Urdu journal’s centenary celebration
KARACHI: Speakers highlighted the merits of literary pursuits at an event organised to celebrate the centenary of the esteemed Urdu literary journal Ismat at the Arts Council Karachi on Friday.
A copy of the magazine published in 1908. — Photo by White Star
Eminent scholar Aftab Ahmed Khan, who presided over the event, said Urdu was the fifth widely spoken language in the world and had all the potential for further growth.
He claimed 90 per cent of speeches in our senate and assemblies were delivered in Urdu. Even in India, where the perception was that Urdu was a dying language, the couplets that were quoted in their assemblies were in Urdu, he added.

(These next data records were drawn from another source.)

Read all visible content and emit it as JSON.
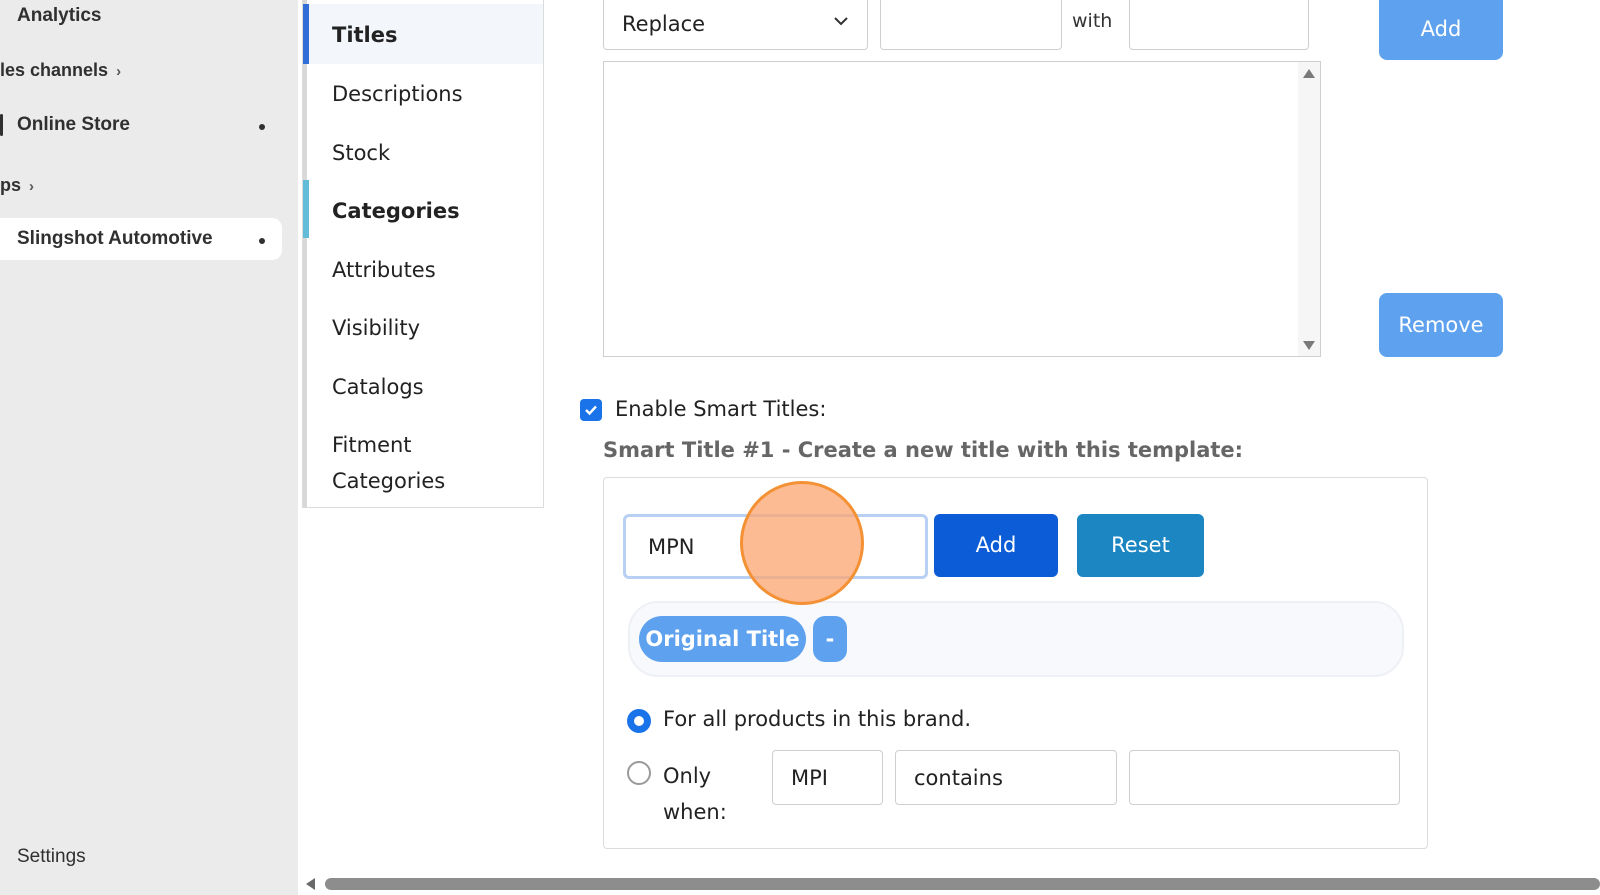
{
  "sidebar": {
    "items": [
      {
        "label": "Analytics"
      },
      {
        "label": "les channels"
      },
      {
        "label": "Online Store"
      },
      {
        "label": "ps"
      },
      {
        "label": "Slingshot Automotive"
      }
    ],
    "settings_label": "Settings"
  },
  "section_nav": {
    "items": [
      {
        "label": "Titles"
      },
      {
        "label": "Descriptions"
      },
      {
        "label": "Stock"
      },
      {
        "label": "Categories"
      },
      {
        "label": "Attributes"
      },
      {
        "label": "Visibility"
      },
      {
        "label": "Catalogs"
      },
      {
        "label": "Fitment Categories"
      }
    ]
  },
  "replace_rule": {
    "action_selected": "Replace",
    "with_label": "with",
    "add_label": "Add",
    "remove_label": "Remove"
  },
  "smart_titles": {
    "enable_label": "Enable Smart Titles:",
    "enabled": true,
    "template_label": "Smart Title #1 - Create a new title with this template:",
    "token_input_value": "MPN",
    "add_label": "Add",
    "reset_label": "Reset",
    "tokens": [
      "Original Title",
      "-"
    ],
    "scope_all_label": "For all products in this brand.",
    "scope_only_label": "Only when:",
    "condition_field": "MPI",
    "condition_operator": "contains",
    "condition_value": ""
  },
  "colors": {
    "primary": "#0b5cd6",
    "light_blue": "#5ea2ef",
    "teal": "#1b86c2",
    "click_highlight": "#f39134"
  }
}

He congratulated the publishers of Ismat for bringing out the monthly for the last 105 years.
Prof Sahar Ansari lauded the efforts of the founder of Ismat, Allama Rashidul Khairi, who was known as the mussawwar-i-gham (portrayer of grief).
In that context he took names of his books Shaam-i-Zindagi and Sayyada Ka Laal, etc, which justified the title given to him.

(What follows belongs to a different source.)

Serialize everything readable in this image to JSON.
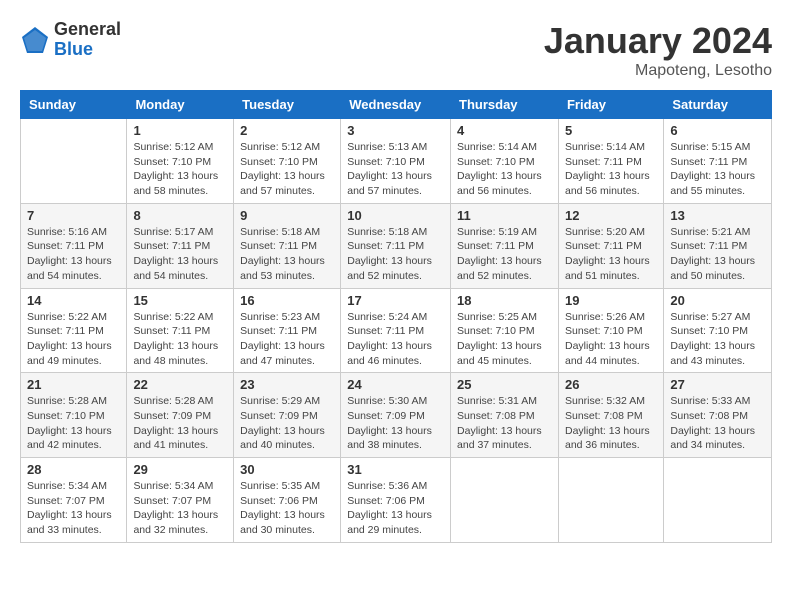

He told the gathering that was cognizant of the political goings-on of his time too, because when Italy attacked Tripoli he wrote quite a few short stories on it.
He then talked about the new issue of the magazine brought out by Safoora Khairi, and claimed it had successfully made the transition from the 20th century to the 21st century since now it had pictures of contemporary women achievers like Sharmeen Obaid Chinoy and Arfa Kareem.

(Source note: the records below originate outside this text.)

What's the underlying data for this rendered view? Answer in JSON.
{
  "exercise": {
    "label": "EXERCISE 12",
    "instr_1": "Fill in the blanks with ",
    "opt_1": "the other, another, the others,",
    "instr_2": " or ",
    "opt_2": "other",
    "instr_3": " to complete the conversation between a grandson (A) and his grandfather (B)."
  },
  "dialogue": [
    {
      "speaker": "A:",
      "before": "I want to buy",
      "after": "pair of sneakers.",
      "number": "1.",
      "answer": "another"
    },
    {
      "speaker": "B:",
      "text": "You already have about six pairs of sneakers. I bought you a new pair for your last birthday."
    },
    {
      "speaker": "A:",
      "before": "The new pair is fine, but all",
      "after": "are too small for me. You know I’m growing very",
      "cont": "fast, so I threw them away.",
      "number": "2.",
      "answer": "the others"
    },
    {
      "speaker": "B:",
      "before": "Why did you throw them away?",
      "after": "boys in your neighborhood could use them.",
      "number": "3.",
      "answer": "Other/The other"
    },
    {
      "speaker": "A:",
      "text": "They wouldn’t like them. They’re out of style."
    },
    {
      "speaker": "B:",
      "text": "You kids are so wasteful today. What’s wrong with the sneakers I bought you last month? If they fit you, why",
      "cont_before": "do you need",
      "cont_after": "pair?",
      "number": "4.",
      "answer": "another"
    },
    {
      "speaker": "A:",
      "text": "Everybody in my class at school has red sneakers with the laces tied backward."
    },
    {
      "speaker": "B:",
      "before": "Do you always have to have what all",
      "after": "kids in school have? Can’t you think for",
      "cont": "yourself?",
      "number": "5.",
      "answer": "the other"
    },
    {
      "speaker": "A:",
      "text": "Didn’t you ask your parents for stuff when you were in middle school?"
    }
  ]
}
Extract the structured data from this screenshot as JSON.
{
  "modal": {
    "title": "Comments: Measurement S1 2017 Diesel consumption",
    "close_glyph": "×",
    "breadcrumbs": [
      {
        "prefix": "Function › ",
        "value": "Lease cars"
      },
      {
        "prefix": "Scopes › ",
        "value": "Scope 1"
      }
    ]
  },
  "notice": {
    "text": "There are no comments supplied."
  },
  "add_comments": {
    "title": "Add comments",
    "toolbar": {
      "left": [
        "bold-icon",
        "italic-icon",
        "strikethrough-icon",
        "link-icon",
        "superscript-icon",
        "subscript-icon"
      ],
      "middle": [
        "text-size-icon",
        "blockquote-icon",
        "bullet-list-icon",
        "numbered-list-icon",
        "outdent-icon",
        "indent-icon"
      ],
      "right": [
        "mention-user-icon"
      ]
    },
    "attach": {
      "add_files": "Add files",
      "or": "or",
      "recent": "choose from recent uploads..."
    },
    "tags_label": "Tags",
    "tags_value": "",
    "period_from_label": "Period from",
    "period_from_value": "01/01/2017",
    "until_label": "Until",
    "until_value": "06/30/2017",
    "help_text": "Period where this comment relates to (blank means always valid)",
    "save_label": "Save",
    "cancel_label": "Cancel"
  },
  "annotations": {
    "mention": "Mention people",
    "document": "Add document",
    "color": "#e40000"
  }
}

He cleared a notion that Ismat was meant for women writers alone and that renowned women writers contributed to it; distinguished men like Mohammad Ali Sabzwari wrote for the monthly magazine as well.
Writer Zahida Hina appreciated Safoora Khairi for reviving the spirit of the magazine.
Speaking about Allama Khairi, she said he used to think about the well-being of Muslim women of undivided India, and after a decade of founding the journal he was able to introduce intelligent, inquisitive women writers. But the allama was not in favour of women demanding women’s rights themselves and felt it would tantamount to aping the West. In his eyes protecting women was men’s responsibility. But when in 1922 Raziqul Khairi took charge of the magazine, many new ideas and writers were introduced to the Urdu-reading world. Distinguished writers like Qurutulain Hyder and Attiya Faizi wrote for it and Ismat became an important historic document. So much so that with people such as Rasheed Jahan and Ismat Chughtai penned stories for the magazine it created a stir in the power circles.
She informed the audience that if they wanted to know the worth of Ismat they should go through Gail Minault’s book ‘Secluded Scholars’.
She also showered profuse praise on Dawood Usmani (a researcher from Lyari) for doing a PhD on the magazine and Allama Khairi.
Justice Haziqul Khairi said everyone knew about how APWA came into being in 1947 but not many were aware of what led to its inception.
He then shed light on how literature changed the Khairi family from being a purely religious one to a literary group without compromising on religion.
Senator Abdul Haseeb Khan was the chief guest of the event. He put emphasis on the need for including contemporary issues in the magazine.
Safoora Khairi thanked the participants of the programme.
Nusrat Ali conducted the event. Prof Waqar Ahmed Rizvi, Raees Fatma and Kishwar Zehra also spoke.